*** Extracted data Section Begins ***
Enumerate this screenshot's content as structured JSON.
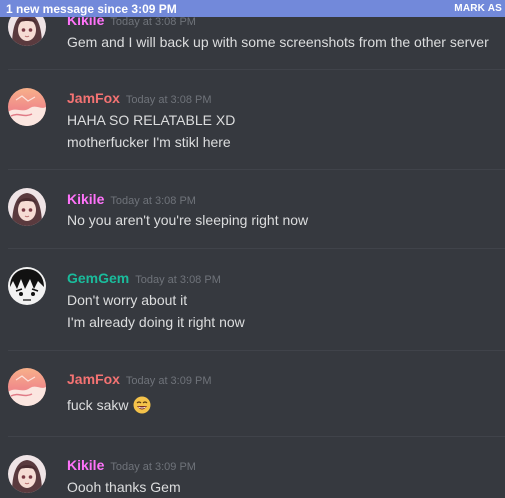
{
  "banner": {
    "text": "1 new message since 3:09 PM",
    "action": "MARK AS"
  },
  "colors": {
    "banner": "#7289da",
    "background": "#36393f",
    "kikile": "#ff73fa",
    "jamfox": "#f57373",
    "gemgem": "#1abc9c",
    "timestamp": "#6f737a",
    "message_text": "#dcddde"
  },
  "messages": [
    {
      "author": "Kikile",
      "avatar": "anime-girl-avatar",
      "timestamp": "Today at 3:08 PM",
      "lines": [
        "Gem and I will back up with some screenshots from the other server"
      ]
    },
    {
      "author": "JamFox",
      "avatar": "pink-sunset-avatar",
      "timestamp": "Today at 3:08 PM",
      "lines": [
        "HAHA SO RELATABLE XD",
        "motherfucker I'm stikl here"
      ]
    },
    {
      "author": "Kikile",
      "avatar": "anime-girl-avatar",
      "timestamp": "Today at 3:08 PM",
      "lines": [
        "No you aren't you're sleeping right now"
      ]
    },
    {
      "author": "GemGem",
      "avatar": "manga-face-avatar",
      "timestamp": "Today at 3:08 PM",
      "lines": [
        "Don't worry about it",
        "I'm already doing it right now"
      ]
    },
    {
      "author": "JamFox",
      "avatar": "pink-sunset-avatar",
      "timestamp": "Today at 3:09 PM",
      "lines": [
        "fuck sakw"
      ],
      "emoji": "laughing-face-emoji"
    },
    {
      "author": "Kikile",
      "avatar": "anime-girl-avatar",
      "timestamp": "Today at 3:09 PM",
      "lines": [
        "Oooh thanks Gem"
      ]
    }
  ]
}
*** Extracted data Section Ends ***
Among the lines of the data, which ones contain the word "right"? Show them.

▶ [Output]:
        "No you aren't you're sleeping right now"
        "I'm already doing it right now"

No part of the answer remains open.